**TASK TO CARRY OUT**
Work through the records below, line by line, and say how many lines include "Modeling", with nothing else.

Items from an interface collection
·····

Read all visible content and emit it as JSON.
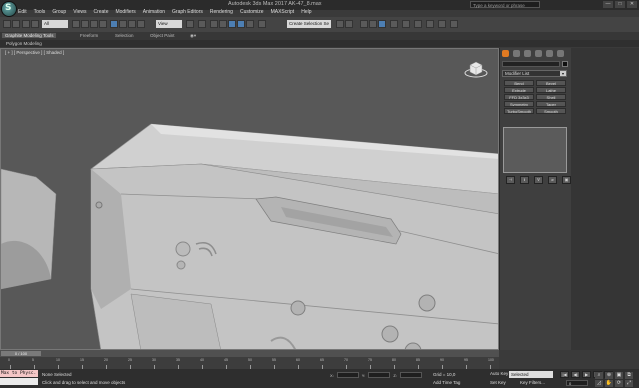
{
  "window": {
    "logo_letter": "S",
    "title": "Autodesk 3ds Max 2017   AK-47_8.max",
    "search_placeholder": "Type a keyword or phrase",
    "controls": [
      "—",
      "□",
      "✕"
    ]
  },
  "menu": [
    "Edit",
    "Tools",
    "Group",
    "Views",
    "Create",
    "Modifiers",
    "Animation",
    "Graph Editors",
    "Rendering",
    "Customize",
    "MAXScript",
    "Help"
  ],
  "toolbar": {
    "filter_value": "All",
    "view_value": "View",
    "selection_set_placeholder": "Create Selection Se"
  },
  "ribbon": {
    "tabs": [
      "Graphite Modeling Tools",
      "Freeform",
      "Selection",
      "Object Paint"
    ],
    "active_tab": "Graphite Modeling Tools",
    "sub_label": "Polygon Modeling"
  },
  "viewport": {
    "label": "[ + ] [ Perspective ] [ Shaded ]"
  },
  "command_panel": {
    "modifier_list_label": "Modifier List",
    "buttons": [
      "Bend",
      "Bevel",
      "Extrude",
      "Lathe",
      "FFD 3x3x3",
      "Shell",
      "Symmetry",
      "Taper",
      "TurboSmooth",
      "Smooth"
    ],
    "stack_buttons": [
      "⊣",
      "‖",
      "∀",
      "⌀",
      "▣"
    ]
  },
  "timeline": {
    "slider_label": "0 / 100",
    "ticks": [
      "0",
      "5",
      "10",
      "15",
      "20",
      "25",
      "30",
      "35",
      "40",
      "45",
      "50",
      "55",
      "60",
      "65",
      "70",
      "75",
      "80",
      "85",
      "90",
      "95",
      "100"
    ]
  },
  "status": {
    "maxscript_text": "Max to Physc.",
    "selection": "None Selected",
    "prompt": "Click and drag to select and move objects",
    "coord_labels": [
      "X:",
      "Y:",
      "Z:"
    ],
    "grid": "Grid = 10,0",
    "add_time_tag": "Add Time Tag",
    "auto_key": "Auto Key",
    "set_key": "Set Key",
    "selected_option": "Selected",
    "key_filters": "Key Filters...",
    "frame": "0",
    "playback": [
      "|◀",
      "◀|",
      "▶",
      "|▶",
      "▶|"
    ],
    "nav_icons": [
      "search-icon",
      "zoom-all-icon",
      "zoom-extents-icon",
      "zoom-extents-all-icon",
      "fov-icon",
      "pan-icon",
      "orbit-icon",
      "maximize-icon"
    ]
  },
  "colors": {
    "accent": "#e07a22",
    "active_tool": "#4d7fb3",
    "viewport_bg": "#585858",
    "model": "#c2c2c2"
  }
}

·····

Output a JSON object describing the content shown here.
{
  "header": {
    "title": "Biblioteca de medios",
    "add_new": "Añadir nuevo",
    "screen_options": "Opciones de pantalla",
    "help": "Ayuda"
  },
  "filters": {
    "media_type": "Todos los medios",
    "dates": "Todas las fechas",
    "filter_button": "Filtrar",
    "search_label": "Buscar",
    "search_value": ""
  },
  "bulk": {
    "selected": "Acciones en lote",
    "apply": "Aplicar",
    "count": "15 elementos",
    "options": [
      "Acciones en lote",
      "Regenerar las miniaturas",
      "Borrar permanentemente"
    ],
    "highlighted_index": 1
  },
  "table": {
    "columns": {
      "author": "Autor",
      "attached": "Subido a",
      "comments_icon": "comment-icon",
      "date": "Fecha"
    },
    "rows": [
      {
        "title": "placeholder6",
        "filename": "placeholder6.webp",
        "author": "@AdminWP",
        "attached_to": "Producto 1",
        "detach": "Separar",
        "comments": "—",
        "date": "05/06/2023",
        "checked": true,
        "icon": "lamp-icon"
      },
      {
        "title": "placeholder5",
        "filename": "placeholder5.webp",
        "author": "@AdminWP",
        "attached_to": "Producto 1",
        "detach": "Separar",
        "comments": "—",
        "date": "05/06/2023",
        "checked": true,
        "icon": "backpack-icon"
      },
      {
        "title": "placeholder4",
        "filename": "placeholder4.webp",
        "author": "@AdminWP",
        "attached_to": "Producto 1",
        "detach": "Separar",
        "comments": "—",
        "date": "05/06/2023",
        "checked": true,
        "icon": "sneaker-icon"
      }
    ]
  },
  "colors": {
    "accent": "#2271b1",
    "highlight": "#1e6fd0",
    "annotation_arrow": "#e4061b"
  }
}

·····

**EXERCISE SOLUTION**
3